Writer: Peter David
Artist: Ryan Sook
Publisher: Marvel Comics

There must be some unwritten law that says Peter David ought to get two shots at a book. Yes, I’m a bit of a Peter David fanboy. Yes, that’s why I reviewed his return to The Incredible Hulk, his return to Fallen Angel, and now his return to X-Factor. I was a fan of his original run on X-Factor, as he actually put an interesting spin on a team that basically served as yet another directionless re-hash of the X-Men. True to his history, he was prematurely yanked off the book as the powers that be decided it ought to go in a different direction.

And everyone lost interest.

But I digress.

Fresh on the heels of the Madrox mini-series, the new team line up features Madrox the Multiple man, as a kind of throwback to film noir, gumshoe detective. I have always Peter David’s take on Madrox, brilliant. Madrox was a pretty silly secondary character, but has now one of the most intriguing in the Marvel universe. His power is that he can split himself into multiple bodies, potentially creating an endless supply of Madroxes. The hook is that each body can have its own experiences, memories, and personality (or, on the flipside, are merely facets of Jamie Madrox’s personality to begin with). He gets to lead multiple lives, then reintegrate the bodies after a time and assimilate their memories and experiences.

Wolfsbane is still devoutly Catholic, though she remains devoted to God without shoving religion down peoples’ throats. Strong Guy, a recently de-powered Rictor, the ever better-than-thou M, and potential love interest Siryn round out the team. Not everything is pitch perfect in the book. I am not a fan of David’s take on M, who comes across a little too shrill in the book.

“I’m the fly in the ointment. The spanner in the works. I’m unpredictable.” –Jamie Madrox, the (evil) Multiple Man
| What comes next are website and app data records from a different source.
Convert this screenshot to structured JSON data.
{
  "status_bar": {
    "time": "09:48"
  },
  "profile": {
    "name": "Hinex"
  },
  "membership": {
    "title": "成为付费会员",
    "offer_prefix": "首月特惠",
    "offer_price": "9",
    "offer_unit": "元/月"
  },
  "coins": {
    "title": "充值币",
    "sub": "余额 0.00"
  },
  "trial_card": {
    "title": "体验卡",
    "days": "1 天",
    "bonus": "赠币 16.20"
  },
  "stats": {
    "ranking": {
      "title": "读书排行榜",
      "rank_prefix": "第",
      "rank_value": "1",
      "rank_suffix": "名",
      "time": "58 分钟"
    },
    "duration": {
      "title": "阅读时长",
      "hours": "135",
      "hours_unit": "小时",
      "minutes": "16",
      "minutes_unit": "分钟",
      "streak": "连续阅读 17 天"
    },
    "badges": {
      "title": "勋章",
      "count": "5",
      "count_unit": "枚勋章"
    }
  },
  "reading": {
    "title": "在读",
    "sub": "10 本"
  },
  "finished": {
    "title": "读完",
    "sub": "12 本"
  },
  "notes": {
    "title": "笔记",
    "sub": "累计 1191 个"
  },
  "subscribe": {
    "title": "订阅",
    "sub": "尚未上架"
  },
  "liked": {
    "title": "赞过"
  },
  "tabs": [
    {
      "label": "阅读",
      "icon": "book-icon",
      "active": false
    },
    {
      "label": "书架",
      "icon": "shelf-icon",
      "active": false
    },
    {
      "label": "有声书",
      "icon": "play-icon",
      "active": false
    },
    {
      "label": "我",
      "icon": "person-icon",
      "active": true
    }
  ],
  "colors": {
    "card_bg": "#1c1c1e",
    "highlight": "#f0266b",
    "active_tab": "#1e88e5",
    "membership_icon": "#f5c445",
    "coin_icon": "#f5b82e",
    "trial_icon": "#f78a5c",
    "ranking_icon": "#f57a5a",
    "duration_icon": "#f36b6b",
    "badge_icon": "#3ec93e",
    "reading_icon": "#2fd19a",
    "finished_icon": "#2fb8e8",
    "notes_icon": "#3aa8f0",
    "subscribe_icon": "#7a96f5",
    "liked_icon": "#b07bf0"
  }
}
Life equals mystery. There’s no getting around it. Life is an X-Factor, we are besieged by X-Factors. Despite the Sam Spade redux trappings, Jamie Madrox is a man on a journey who simply has the opportunity to try all paths simultaneously. He doesn’t have a crossroads to speak of because at any given fork in the road, he can take both paths. While he has placed himself in a context of solving mysteries, the fact of the matter is that mystery is very much a part of his walk. One that he’s embraced as part of his journey. While answers are nice, it is the journey that forms us – the continual quest for truth.

You have to wonder how many times Marvel is going to go the mutant book well. With his trademark humor, despite the darker tone of the book, Peter David deftly juggles a cast of characters easily making X-Factor–along with The Astonishing X-Men–the best X-books going. If Peter David’s trend of continuing his repeat runs on books he departed, I can only hope a return to Aquaman isn’t impossible.